There are calls for continued investment in the sector
The numbers of people using sustainable modes of transport to travel into Dublin city centre increased.
They now account for over two-thirds of all journeys.
The Canal Cordon Report 2016, published by National Transport Authority (NTA) and Dublin City Council, shows 134,559 people travel into the city centre at peak time using bus, train, Luas, walking or cycling.
This is up from 132,188 back in 2015.
By contrast, the number of people entering the city centre by car is down from 67,755 in 2015 to 67,442 last year.
This means the gap between people using sustainable modes and non-sustainable modes of transport continues to grow.
Sustainable journeys accounted for 67% of journeys in 2016, compared to 66% in 2015.
The number of sustainable journeys in 2010 was 59% and it has increased every year since.

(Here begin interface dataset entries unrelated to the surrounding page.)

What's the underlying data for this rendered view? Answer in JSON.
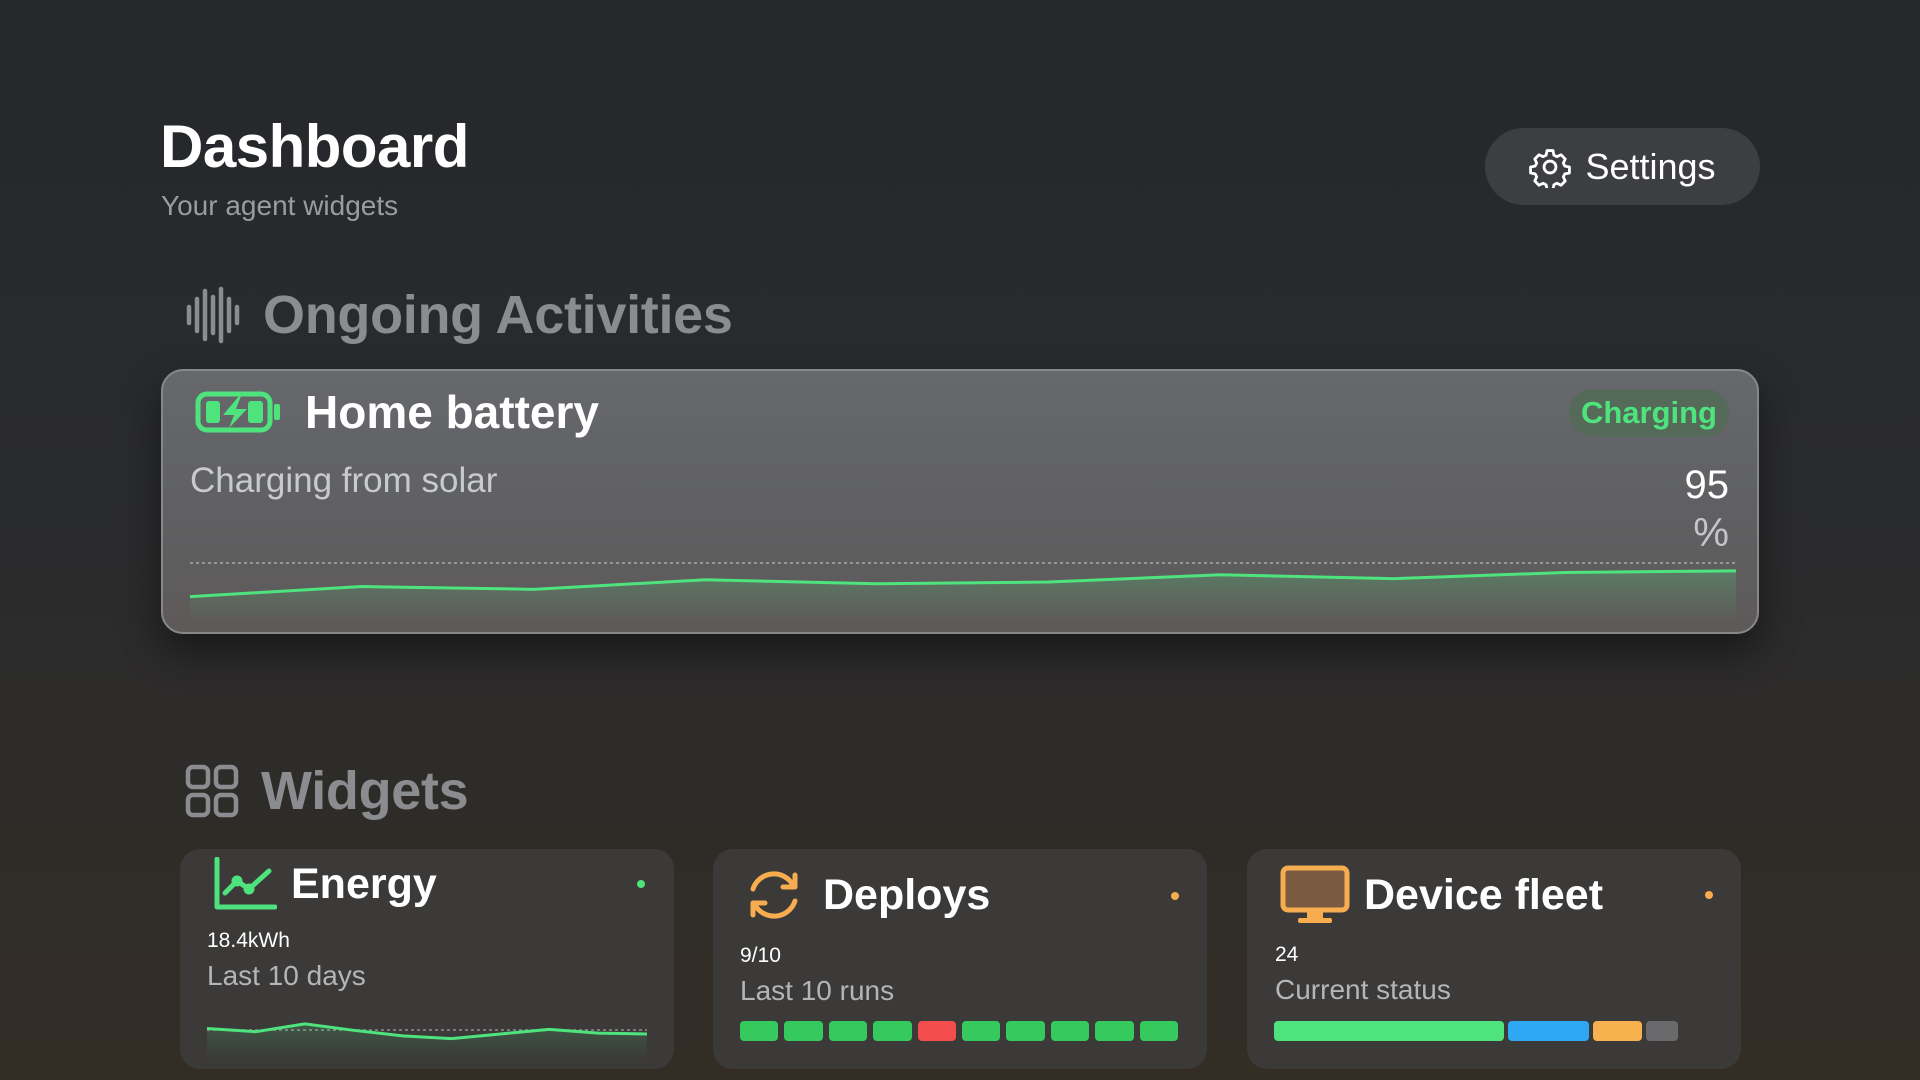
{
  "header": {
    "title": "Dashboard",
    "subtitle": "Your agent widgets",
    "settings_label": "Settings",
    "settings_icon": "gear-icon"
  },
  "sections": {
    "activities": {
      "label": "Ongoing Activities",
      "icon": "waveform-icon"
    },
    "widgets": {
      "label": "Widgets",
      "icon": "grid-icon"
    }
  },
  "activity": {
    "icon": "battery-charging-icon",
    "title": "Home battery",
    "status": "Charging",
    "description": "Charging from solar",
    "value": "95",
    "unit": "%",
    "trend": [
      40,
      58,
      53,
      70,
      63,
      66,
      79,
      72,
      83,
      86
    ],
    "colors": {
      "accent": "#4ee37d",
      "pill_bg": "#556a58"
    }
  },
  "widgets": {
    "energy": {
      "icon": "line-chart-icon",
      "title": "Energy",
      "value": "18.4kWh",
      "caption": "Last 10 days",
      "trend": [
        62,
        55,
        72,
        58,
        46,
        40,
        50,
        60,
        52,
        50
      ],
      "dot_color": "#4ee37d"
    },
    "deploys": {
      "icon": "sync-arrows-icon",
      "title": "Deploys",
      "value": "9/10",
      "caption": "Last 10 runs",
      "runs": [
        "success",
        "success",
        "success",
        "success",
        "failure",
        "success",
        "success",
        "success",
        "success",
        "success"
      ],
      "dot_color": "#f7ad4f",
      "colors": {
        "success": "#35c95e",
        "failure": "#f34d4d"
      }
    },
    "fleet": {
      "icon": "monitor-icon",
      "title": "Device fleet",
      "value": "24",
      "caption": "Current status",
      "dot_color": "#f7ad4f",
      "segments": [
        {
          "status": "online",
          "share": 0.54,
          "color": "#4ee37d"
        },
        {
          "status": "updating",
          "share": 0.19,
          "color": "#2ea8f3"
        },
        {
          "status": "warning",
          "share": 0.115,
          "color": "#f7b24f"
        },
        {
          "status": "offline",
          "share": 0.075,
          "color": "#6a6a6c"
        }
      ]
    }
  }
}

The chief executive of the NTA, Anne Graham, said: "What we are witnessing here, not just in 2016, but over a period of the last six years or so, is a steady shift from the car to the more sustainable alternatives like public transport, cycling and walking.
"We have seen innovations such as Leap Card, Real Time Passenger Information, journey planner apps etc, and these when combined with investment in transport infrastructure such as Luas Cross City, more buses for Dublin Bus and Bus Éireann, and rail projects like Phoenix Park Tunnel, make public transport an increasingly attractive alternative to the car."

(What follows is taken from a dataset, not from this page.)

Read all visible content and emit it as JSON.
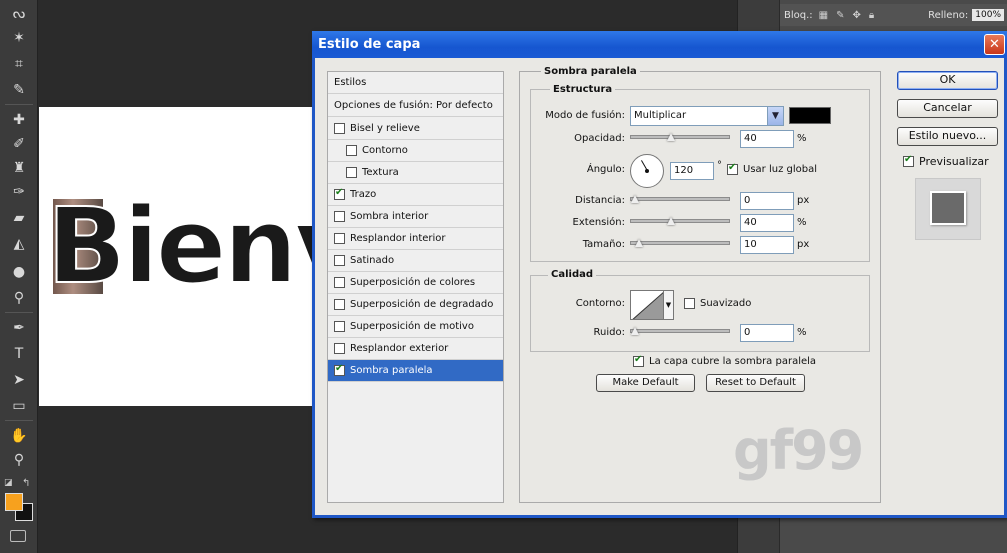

The NTA believes to build on this momentum, an ambitious investment programme is needed in plans such as those for Metro North and the DART expansion.
The report has been circulated to members of Dublin City Council Transport SPC for discussion at their next meeting.
However the Dublin Chamber of Commerce say the figures show the capital is on a one-way ticket to congestion.
According to Mary Rose Burke: "The number of people travelling in and out of Dublin city centre is now almost back at peak levels.
"But while numbers are growing, investment levels remain stagnant. This needs to be addressed urgently. Dublin's public transport infrastructure is at saturation point on a daily basis - at a time when a significant number of growth opportunities are opening up for the city as a result of Brexit and wider economic impetus."
She said the current congestion problems are due to "the significant lack of investment" in transport infrastructure over the past decade.
"A considerable increase in investment is now required before the city grinds to a halt.
"As the economy continues to grow, the pressure on our transport network is only going to increase."
The Chamber of Commerce say Dublin is spending around €175m while competitor cities abroad like Manchester and London are spending two to three times as much.
It has warned that increasing congestion is one of the competitiveness factors that will put off companies and staff from coming to Dublin.